NEW YORK Jan 18 As the United States teetered
on the edge of financial crisis in 2007, one prescient voice
within the Federal Reserve was all but silenced when he warned
that problems at Wall Street bank Bear Stearns were not
contained and posed "enormous risk."
It was at the U.S. central bank's policy meeting in June
2007, where policymakers discussed Bear Stearns' recent bailout
of two of its hedge funds hit by losses on subprime mortgages.
Though the Wall Street bank would later prove among the
first dominoes to drop in a brutal crisis and global recession,
then-New York Fed President Timothy Geithner and others largely
agreed that the situation was contained. It was far different,

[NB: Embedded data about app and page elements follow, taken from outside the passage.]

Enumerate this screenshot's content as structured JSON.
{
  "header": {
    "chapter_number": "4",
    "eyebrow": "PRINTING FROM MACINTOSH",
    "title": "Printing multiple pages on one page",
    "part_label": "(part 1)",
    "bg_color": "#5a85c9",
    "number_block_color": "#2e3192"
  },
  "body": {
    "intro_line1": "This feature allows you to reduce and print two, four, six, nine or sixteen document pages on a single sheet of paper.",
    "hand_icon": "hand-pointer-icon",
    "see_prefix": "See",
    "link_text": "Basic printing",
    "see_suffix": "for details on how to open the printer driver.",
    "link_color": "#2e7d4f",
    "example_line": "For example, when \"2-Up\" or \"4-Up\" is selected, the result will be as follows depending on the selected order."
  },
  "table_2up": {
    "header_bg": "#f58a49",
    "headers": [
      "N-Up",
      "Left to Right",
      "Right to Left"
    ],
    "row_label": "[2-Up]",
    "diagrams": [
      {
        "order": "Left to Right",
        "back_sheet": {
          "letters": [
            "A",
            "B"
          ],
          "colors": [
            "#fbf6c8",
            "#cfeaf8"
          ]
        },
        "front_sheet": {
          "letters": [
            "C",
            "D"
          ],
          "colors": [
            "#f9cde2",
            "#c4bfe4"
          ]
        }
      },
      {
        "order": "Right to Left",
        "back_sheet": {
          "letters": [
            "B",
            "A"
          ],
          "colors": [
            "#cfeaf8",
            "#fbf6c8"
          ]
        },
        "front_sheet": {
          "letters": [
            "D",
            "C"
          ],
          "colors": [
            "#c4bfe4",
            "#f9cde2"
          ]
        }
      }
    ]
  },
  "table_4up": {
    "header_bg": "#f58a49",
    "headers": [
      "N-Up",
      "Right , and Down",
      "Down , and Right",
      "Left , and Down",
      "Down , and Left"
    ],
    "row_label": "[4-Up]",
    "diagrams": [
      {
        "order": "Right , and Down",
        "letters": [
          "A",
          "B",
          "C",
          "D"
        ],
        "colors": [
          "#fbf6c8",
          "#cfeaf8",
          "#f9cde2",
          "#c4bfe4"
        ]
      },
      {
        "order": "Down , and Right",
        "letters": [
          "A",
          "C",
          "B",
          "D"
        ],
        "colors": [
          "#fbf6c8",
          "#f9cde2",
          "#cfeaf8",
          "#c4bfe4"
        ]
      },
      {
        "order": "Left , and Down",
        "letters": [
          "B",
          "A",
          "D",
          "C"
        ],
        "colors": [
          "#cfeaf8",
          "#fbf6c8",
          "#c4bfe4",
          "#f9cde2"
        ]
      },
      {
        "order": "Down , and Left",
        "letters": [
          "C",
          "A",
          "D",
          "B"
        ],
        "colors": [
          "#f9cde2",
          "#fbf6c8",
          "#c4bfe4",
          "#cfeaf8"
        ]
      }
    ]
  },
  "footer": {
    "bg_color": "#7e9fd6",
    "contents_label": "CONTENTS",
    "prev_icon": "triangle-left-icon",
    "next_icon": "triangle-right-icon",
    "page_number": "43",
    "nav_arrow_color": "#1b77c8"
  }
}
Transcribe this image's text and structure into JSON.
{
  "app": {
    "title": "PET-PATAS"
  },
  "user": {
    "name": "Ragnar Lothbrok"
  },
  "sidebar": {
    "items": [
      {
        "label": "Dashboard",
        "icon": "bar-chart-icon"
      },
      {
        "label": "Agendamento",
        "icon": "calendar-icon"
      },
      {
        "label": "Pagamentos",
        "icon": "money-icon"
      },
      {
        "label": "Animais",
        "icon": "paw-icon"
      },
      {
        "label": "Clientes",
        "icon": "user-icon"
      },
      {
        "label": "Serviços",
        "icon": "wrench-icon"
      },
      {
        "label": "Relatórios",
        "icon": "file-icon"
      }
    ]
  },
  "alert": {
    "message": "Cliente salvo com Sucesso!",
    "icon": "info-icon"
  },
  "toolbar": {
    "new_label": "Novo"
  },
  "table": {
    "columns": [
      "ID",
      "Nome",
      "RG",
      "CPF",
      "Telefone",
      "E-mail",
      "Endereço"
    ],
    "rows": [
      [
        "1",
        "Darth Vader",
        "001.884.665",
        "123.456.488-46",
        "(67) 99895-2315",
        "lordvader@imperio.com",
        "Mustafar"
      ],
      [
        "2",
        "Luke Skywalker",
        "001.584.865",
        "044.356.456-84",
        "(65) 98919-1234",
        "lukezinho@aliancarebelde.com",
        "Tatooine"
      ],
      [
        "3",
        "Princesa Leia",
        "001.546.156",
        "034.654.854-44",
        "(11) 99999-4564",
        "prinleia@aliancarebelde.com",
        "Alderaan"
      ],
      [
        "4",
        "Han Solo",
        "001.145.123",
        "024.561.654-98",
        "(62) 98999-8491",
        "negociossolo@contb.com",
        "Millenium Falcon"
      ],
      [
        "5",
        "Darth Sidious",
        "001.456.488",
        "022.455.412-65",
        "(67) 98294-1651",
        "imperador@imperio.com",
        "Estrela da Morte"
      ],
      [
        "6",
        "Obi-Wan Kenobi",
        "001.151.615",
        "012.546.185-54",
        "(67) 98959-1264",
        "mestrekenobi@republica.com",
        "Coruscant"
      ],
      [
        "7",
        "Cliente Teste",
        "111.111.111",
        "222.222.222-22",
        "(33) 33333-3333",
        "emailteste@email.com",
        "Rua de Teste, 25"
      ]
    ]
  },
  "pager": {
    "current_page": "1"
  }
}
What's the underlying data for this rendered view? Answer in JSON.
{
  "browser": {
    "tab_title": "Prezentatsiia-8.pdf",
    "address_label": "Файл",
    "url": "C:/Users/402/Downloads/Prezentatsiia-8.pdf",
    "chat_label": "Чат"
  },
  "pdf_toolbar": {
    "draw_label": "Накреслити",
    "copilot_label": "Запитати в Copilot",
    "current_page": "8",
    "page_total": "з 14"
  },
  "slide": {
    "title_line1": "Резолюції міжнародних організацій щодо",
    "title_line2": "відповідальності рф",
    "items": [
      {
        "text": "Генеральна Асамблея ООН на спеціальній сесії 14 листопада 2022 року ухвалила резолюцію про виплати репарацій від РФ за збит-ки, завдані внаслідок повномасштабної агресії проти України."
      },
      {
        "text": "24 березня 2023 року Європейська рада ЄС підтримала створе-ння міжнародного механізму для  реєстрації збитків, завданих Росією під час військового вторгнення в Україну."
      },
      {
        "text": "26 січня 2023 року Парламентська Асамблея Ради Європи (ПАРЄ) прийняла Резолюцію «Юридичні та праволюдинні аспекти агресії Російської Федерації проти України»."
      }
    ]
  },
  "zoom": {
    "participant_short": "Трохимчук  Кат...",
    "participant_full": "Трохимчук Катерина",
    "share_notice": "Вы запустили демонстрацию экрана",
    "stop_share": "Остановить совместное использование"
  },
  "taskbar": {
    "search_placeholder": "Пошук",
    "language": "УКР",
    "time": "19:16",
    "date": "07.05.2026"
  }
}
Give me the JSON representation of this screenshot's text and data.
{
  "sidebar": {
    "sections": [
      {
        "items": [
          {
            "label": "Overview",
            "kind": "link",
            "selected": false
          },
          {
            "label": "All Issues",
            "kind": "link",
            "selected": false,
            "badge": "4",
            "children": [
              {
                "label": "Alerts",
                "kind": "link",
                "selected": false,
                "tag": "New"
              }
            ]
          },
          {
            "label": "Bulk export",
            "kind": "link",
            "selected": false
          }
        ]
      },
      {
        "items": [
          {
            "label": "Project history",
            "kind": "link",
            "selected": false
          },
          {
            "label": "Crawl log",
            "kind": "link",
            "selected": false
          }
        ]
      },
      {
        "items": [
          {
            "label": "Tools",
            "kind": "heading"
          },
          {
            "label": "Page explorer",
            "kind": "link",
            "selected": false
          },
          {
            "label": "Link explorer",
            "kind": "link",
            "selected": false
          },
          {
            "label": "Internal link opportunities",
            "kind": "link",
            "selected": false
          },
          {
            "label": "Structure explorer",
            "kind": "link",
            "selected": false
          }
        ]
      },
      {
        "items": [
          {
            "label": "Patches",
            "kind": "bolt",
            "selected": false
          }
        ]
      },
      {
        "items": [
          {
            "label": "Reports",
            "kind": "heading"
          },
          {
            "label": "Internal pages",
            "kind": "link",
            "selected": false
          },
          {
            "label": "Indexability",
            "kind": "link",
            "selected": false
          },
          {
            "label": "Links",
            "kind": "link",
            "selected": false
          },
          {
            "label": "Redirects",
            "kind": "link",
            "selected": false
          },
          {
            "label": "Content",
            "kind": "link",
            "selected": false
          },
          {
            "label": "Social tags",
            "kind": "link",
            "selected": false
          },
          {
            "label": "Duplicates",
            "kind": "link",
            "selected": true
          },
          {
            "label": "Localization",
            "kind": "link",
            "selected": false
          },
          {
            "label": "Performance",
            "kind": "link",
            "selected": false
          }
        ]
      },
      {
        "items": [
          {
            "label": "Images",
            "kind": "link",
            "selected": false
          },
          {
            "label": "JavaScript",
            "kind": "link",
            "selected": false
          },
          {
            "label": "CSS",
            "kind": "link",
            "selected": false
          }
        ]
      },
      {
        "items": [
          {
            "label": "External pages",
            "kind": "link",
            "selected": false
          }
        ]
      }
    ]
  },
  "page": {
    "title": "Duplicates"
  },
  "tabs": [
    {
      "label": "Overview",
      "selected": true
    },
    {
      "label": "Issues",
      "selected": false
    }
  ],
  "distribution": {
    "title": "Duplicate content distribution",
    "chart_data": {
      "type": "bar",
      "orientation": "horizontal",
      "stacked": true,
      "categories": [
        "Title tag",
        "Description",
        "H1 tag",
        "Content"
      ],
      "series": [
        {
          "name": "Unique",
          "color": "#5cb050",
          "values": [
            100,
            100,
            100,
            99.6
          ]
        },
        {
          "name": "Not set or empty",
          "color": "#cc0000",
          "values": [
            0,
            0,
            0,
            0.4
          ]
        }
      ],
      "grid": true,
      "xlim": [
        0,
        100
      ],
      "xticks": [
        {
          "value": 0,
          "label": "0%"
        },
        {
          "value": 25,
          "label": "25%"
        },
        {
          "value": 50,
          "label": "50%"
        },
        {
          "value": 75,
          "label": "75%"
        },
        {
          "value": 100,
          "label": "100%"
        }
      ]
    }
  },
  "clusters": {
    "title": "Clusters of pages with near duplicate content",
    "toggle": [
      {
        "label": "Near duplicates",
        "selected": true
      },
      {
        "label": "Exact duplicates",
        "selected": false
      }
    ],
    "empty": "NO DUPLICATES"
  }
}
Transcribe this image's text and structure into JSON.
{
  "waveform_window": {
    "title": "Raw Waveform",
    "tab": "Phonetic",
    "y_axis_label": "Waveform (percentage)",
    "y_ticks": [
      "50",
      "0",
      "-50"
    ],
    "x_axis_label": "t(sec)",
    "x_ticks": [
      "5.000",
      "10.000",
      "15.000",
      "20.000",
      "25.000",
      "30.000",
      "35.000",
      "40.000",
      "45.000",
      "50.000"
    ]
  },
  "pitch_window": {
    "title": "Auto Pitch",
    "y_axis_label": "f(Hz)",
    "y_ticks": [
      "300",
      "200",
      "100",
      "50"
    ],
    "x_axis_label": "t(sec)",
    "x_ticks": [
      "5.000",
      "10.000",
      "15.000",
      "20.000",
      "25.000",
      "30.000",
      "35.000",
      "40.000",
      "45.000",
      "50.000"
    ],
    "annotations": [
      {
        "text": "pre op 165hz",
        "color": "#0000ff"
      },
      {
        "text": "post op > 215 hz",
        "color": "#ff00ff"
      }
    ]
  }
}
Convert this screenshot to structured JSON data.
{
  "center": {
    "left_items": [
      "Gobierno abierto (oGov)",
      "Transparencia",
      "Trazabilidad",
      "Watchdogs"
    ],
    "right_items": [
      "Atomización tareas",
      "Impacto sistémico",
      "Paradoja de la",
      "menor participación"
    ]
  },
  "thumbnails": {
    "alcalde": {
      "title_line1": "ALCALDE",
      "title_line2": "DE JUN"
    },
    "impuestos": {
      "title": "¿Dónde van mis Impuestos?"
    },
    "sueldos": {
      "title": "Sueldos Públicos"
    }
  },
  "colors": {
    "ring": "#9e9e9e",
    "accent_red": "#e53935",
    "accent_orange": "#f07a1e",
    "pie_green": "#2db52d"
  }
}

they said, than that of Long-Term Capital Management, the hedge
fund that collapsed in 1998 and nearly caused a global crisis.
But Richard Fisher, the former hedge fund manager and then
president of the Federal Reserve Bank of Dallas, challenged his
colleagues around the table. He argued there were indeed
worrying similarities between Bear Stearns and LTCM, including
an over-reliance on computer-based stress tests and uncertainty
around the true value of underlying securities.
"I would argue - having been in the business, although the
business wasn't as sophisticated when I used to be in it - that
this has broader dimensions than those we had before," Fisher
said, according to a meeting transcript released on Friday.
"If you look at the growth rate of these instruments -
again, without any underlying sense of what you ultimately can
cash in if you're pressed - it has been a straight upcurve.
"The numbers are quite huge," Fisher added. "I don't think
the issue is contained. I do think there is enormous risk."
Fisher, who remains the outspoken head of the Fed's Dallas
branch, then asked that all policymakers be briefed on the Bear
Stearns situation so that they are on the same page if asked
publicly for their take on it. "That's just a request," he said.
That's when Geithner, currently U.S. Treasury Secretary who
at the time was vice chair of the Fed meeting, said: "I don't
think, Richard, you need to be in a position to offer an opinion
on what happened in Bear Stearns in particular.
"I don't think you need to or want to be in the business of
doing that in that particular case."